> Assigned task:
Once you have read the entries below, write them all out again exactly.

(Records from a dataset)
---------------
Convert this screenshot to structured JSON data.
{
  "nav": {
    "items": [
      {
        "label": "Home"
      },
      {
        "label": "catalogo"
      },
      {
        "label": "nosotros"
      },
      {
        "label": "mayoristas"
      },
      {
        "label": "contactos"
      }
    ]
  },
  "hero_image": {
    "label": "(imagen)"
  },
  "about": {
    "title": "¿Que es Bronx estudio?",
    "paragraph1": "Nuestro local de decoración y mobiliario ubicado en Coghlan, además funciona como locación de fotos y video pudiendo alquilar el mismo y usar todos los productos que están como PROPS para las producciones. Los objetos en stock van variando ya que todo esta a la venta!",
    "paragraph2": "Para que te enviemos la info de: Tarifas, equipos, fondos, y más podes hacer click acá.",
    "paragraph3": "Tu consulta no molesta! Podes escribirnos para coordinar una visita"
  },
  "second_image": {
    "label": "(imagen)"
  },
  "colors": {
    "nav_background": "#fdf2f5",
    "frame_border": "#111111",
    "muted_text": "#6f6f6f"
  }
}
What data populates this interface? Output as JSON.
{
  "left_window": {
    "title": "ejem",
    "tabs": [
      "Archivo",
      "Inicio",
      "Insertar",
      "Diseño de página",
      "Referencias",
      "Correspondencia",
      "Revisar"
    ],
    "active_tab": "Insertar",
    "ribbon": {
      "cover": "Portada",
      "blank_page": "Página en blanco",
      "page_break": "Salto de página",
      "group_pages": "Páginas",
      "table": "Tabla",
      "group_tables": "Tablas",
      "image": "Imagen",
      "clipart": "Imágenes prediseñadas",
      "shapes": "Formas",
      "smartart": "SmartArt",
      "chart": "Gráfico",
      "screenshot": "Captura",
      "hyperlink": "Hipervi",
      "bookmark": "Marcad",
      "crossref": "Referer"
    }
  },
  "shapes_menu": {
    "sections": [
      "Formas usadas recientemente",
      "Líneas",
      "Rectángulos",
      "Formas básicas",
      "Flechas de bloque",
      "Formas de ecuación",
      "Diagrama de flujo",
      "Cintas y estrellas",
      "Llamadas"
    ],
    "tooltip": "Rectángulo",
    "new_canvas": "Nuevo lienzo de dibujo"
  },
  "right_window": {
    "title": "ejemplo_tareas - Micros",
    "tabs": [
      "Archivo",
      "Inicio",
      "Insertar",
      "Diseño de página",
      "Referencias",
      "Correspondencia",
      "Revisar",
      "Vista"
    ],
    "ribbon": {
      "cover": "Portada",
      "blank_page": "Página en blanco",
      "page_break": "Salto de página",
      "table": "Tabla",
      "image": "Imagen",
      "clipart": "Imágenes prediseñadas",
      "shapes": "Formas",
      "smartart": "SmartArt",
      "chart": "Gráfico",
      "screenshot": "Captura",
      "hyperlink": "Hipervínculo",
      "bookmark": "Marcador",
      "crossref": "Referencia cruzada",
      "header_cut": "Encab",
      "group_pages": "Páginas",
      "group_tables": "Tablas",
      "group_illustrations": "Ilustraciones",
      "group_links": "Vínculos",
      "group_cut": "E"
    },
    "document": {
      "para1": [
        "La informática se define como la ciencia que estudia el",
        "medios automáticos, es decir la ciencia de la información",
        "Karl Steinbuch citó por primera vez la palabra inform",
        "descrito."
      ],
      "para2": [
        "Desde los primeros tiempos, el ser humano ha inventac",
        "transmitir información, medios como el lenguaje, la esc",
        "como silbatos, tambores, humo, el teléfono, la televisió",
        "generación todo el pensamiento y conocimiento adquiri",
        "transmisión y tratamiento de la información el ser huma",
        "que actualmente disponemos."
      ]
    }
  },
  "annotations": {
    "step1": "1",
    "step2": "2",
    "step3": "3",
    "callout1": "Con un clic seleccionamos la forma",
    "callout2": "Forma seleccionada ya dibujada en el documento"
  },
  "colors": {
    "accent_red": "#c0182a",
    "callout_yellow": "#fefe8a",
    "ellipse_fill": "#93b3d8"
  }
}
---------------
> Solution to this exercise:
Convert this screenshot to structured JSON data.
{
  "nav": {
    "items": [
      {
        "label": "Home"
      },
      {
        "label": "catalogo"
      },
      {
        "label": "nosotros"
      },
      {
        "label": "mayoristas"
      },
      {
        "label": "contactos"
      }
    ]
  },
  "hero_image": {
    "label": "(imagen)"
  },
  "about": {
    "title": "¿Que es Bronx estudio?",
    "paragraph1": "Nuestro local de decoración y mobiliario ubicado en Coghlan, además funciona como locación de fotos y video pudiendo alquilar el mismo y usar todos los productos que están como PROPS para las producciones. Los objetos en stock van variando ya que todo esta a la venta!",
    "paragraph2": "Para que te enviemos la info de: Tarifas, equipos, fondos, y más podes hacer click acá.",
    "paragraph3": "Tu consulta no molesta! Podes escribirnos para coordinar una visita"
  },
  "second_image": {
    "label": "(imagen)"
  },
  "colors": {
    "nav_background": "#fdf2f5",
    "frame_border": "#111111",
    "muted_text": "#6f6f6f"
  }
}
What data populates this interface? Output as JSON.
{
  "left_window": {
    "title": "ejem",
    "tabs": [
      "Archivo",
      "Inicio",
      "Insertar",
      "Diseño de página",
      "Referencias",
      "Correspondencia",
      "Revisar"
    ],
    "active_tab": "Insertar",
    "ribbon": {
      "cover": "Portada",
      "blank_page": "Página en blanco",
      "page_break": "Salto de página",
      "group_pages": "Páginas",
      "table": "Tabla",
      "group_tables": "Tablas",
      "image": "Imagen",
      "clipart": "Imágenes prediseñadas",
      "shapes": "Formas",
      "smartart": "SmartArt",
      "chart": "Gráfico",
      "screenshot": "Captura",
      "hyperlink": "Hipervi",
      "bookmark": "Marcad",
      "crossref": "Referer"
    }
  },
  "shapes_menu": {
    "sections": [
      "Formas usadas recientemente",
      "Líneas",
      "Rectángulos",
      "Formas básicas",
      "Flechas de bloque",
      "Formas de ecuación",
      "Diagrama de flujo",
      "Cintas y estrellas",
      "Llamadas"
    ],
    "tooltip": "Rectángulo",
    "new_canvas": "Nuevo lienzo de dibujo"
  },
  "right_window": {
    "title": "ejemplo_tareas - Micros",
    "tabs": [
      "Archivo",
      "Inicio",
      "Insertar",
      "Diseño de página",
      "Referencias",
      "Correspondencia",
      "Revisar",
      "Vista"
    ],
    "ribbon": {
      "cover": "Portada",
      "blank_page": "Página en blanco",
      "page_break": "Salto de página",
      "table": "Tabla",
      "image": "Imagen",
      "clipart": "Imágenes prediseñadas",
      "shapes": "Formas",
      "smartart": "SmartArt",
      "chart": "Gráfico",
      "screenshot": "Captura",
      "hyperlink": "Hipervínculo",
      "bookmark": "Marcador",
      "crossref": "Referencia cruzada",
      "header_cut": "Encab",
      "group_pages": "Páginas",
      "group_tables": "Tablas",
      "group_illustrations": "Ilustraciones",
      "group_links": "Vínculos",
      "group_cut": "E"
    },
    "document": {
      "para1": [
        "La informática se define como la ciencia que estudia el",
        "medios automáticos, es decir la ciencia de la información",
        "Karl Steinbuch citó por primera vez la palabra inform",
        "descrito."
      ],
      "para2": [
        "Desde los primeros tiempos, el ser humano ha inventac",
        "transmitir información, medios como el lenguaje, la esc",
        "como silbatos, tambores, humo, el teléfono, la televisió",
        "generación todo el pensamiento y conocimiento adquiri",
        "transmisión y tratamiento de la información el ser huma",
        "que actualmente disponemos."
      ]
    }
  },
  "annotations": {
    "step1": "1",
    "step2": "2",
    "step3": "3",
    "callout1": "Con un clic seleccionamos la forma",
    "callout2": "Forma seleccionada ya dibujada en el documento"
  },
  "colors": {
    "accent_red": "#c0182a",
    "callout_yellow": "#fefe8a",
    "ellipse_fill": "#93b3d8"
  }
}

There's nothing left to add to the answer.